Original, in the original sense of the word (i.e., returning to the earliest examples of something), Cabri’s recent work opens up the the resonating chambers of constraints imposed by poetry conventions --- most noticeably in the title sequence, “Hungry Sling Shots”, which hearkens to the French 17th century civil war and the widespread use of the triolet form --- to make our oldest literary genre vibrate in new ways and in unexpectedly contemporary directions.
Predominant in Cabri’s approach to the page is his consciousness of poetry as being, at its most satisfyingly salient, sound. For Cabri, more than most poets working today, meaning is all about how it sounds. In a live reading, his intonations work like the squeaks and farts of a perfectly tuned saxophone in the mouth and hands of a jazz musician. Could Louis Cabri be the Albert Ayler of contemporary poetry?
Louis Cabri has said about his work, “Fiction and non-fiction, more often than not, represent perceptions.
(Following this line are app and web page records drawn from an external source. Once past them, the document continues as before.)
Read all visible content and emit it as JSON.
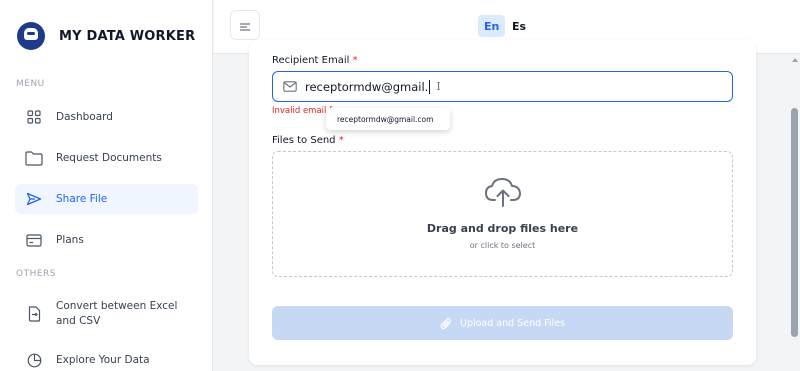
{
  "brand": {
    "name": "MY DATA WORKER"
  },
  "sidebar": {
    "menu_label": "MENU",
    "others_label": "OTHERS",
    "items": [
      {
        "label": "Dashboard",
        "icon": "grid-icon"
      },
      {
        "label": "Request Documents",
        "icon": "folder-icon"
      },
      {
        "label": "Share File",
        "icon": "send-icon",
        "active": true
      },
      {
        "label": "Plans",
        "icon": "card-icon"
      }
    ],
    "others": [
      {
        "label": "Convert between Excel and CSV",
        "icon": "file-convert-icon"
      },
      {
        "label": "Explore Your Data",
        "icon": "pie-chart-icon"
      }
    ]
  },
  "header": {
    "languages": [
      "En",
      "Es"
    ],
    "active_language": "En"
  },
  "form": {
    "email_label": "Recipient Email",
    "required_mark": "*",
    "email_value": "receptormdw@gmail.",
    "email_error": "Invalid email fc",
    "suggestion": "receptormdw@gmail.com",
    "files_label": "Files to Send",
    "drop_title": "Drag and drop files here",
    "drop_sub": "or click to select",
    "upload_button": "Upload and Send Files"
  },
  "colors": {
    "accent": "#2563eb",
    "error": "#dc2626",
    "disabled_button": "#c7d8f5",
    "brand_logo": "#1e3a8a"
  }
}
Poetry involves more than representing perceptions. .. . Poetry speaks to the mechanics of perception."
About the author
Louis Cabri is author of The Mood Embosser, which was awarded the 2002 book of the year by Small Press Traffic (San Francisco), and â??that canâ??t (forthcoming). He edited, from Philadelphia, the poetsâ?? newsletter PhillyTalks and co-edited, from Ottawa/Calgary, hole magazine and books. He teaches literary theory, Canadian and US modern and contemporary poetry, and creative writing at the University of Windsor.
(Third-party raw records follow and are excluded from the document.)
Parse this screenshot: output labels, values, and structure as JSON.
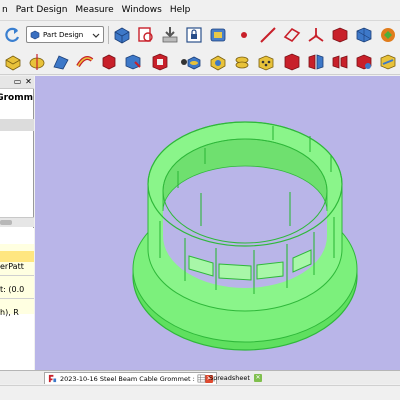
{
  "menubar": {
    "items": [
      "n",
      "Part Design",
      "Measure",
      "Windows",
      "Help"
    ]
  },
  "workbench_selector": {
    "value": "Part Design"
  },
  "left_panel": {
    "title": "Gromm",
    "rows": [
      "erPatt",
      "t: (0.0",
      "h), R"
    ]
  },
  "tabs": [
    {
      "label": "2023-10-16 Steel Beam Cable Grommet : 1"
    },
    {
      "label": "Spreadsheet"
    }
  ],
  "icons": {
    "toolbar1": [
      "refresh-icon",
      "workbench-icon",
      "dropdown-chevron-icon",
      "body-icon",
      "sketch-attach-icon",
      "import-icon",
      "lock-icon",
      "macro-icon",
      "point-icon",
      "line-icon",
      "plane-icon",
      "coordinate-system-icon",
      "shape-binder-icon",
      "clone-icon",
      "sub-shape-icon"
    ],
    "toolbar2": [
      "pad-icon",
      "revolution-icon",
      "additive-loft-icon",
      "additive-pipe-icon",
      "additive-helix-icon",
      "additive-primitive-icon",
      "pocket-icon",
      "hole-icon",
      "groove-icon",
      "subtractive-loft-icon",
      "subtractive-pipe-icon",
      "subtractive-helix-icon",
      "subtractive-primitive-icon",
      "mirror-icon",
      "linear-pattern-icon",
      "polar-pattern-icon",
      "multi-transform-icon",
      "fillet-icon"
    ]
  },
  "colors": {
    "view_background": "#b9b5e8",
    "part_face": "#7cf07c",
    "part_edge": "#2fb83a",
    "selection_highlight": "#ffe680",
    "property_background": "#ffffe1"
  }
}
Fred Wah has been involved with a number of literary magazines over the years, such as Open Letter and West Coast Line. Recent books are the biofiction Diamond Grill (1996), Faking It: Poetics and Hybridity (2000), a collection of essays, and Sentenced to Light (2008), a collection of poetic image/text projects. He splits his time between the Kootenays in southeastern B.C. and Vancouver.